These services let you see what the experts think. It is a tried and trusted approach to betting. Not everyone likes to leave their fate entirely in other people’s hands, though. If you want to take more control then you need to consider alternative strategies.

What if you just want a steady second income? Well, no tipster service is likely to be best for you. These services are always going to give you variable profits. You certainly can’t rely upon a tipster giving you a fixed amount each month. Even the best, most consistent tipster can go through a losing streak.

If you want to win every month then you need a strategy like matched betting. This will let you get a regular income you can count on. Tipster services will give you more variable results.

Tipster Street Review: Conclusion

This is a solid tipster site that offers a range of options. If you enjoy betting on sporting events then it is a good choice. You have a great deal of flexibility in picking the sport and tipster that you prefer.

Having said that, if you have never tried sports betting you might want to look around first. Before committing yourself to a tipster, you should take a look at other types of sports betting as well.

If you decide to go with Tipster Street then it is a professional package. You might like to try the free tips and then the 30-day trial offer before paying for any service. In this way, you can gently ease yourself in without any great risk.

Related: Here’s my list of the best paid tipsters.

Related Posts

Subscribe For Free Lessons

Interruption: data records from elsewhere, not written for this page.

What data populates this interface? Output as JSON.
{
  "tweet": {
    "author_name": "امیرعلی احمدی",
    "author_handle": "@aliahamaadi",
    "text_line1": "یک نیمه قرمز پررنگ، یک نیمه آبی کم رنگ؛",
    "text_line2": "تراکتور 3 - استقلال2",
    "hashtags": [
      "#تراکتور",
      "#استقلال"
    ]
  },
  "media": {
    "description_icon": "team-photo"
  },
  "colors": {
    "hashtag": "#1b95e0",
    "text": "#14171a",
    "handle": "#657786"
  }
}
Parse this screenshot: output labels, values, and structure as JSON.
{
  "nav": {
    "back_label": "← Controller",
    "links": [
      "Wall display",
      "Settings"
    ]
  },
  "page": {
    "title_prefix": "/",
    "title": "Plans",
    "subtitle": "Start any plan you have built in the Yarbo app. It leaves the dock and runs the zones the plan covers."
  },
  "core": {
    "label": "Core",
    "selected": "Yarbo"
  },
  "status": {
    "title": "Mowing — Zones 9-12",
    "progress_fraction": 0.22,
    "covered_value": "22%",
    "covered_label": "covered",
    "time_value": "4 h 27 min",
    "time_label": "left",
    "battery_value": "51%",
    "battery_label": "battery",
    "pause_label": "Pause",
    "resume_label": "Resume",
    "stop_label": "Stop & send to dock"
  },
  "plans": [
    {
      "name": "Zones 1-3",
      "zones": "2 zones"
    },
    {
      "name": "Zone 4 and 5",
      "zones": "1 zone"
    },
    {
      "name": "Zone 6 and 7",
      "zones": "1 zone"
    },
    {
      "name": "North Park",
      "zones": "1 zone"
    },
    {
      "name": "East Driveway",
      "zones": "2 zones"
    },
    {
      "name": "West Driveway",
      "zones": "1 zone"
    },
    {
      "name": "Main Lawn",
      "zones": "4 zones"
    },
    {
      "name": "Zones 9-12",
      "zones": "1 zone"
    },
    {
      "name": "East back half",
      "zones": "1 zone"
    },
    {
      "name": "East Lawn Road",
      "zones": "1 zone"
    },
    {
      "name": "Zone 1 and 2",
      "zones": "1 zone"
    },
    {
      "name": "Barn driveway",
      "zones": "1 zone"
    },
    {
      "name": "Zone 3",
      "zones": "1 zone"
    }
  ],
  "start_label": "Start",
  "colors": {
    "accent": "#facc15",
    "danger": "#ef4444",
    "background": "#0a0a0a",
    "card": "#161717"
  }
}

Get Reports From The Trenches on What’s Working Now

I respect your privacy and will never pass on your email address to anyone else.

Leave a comment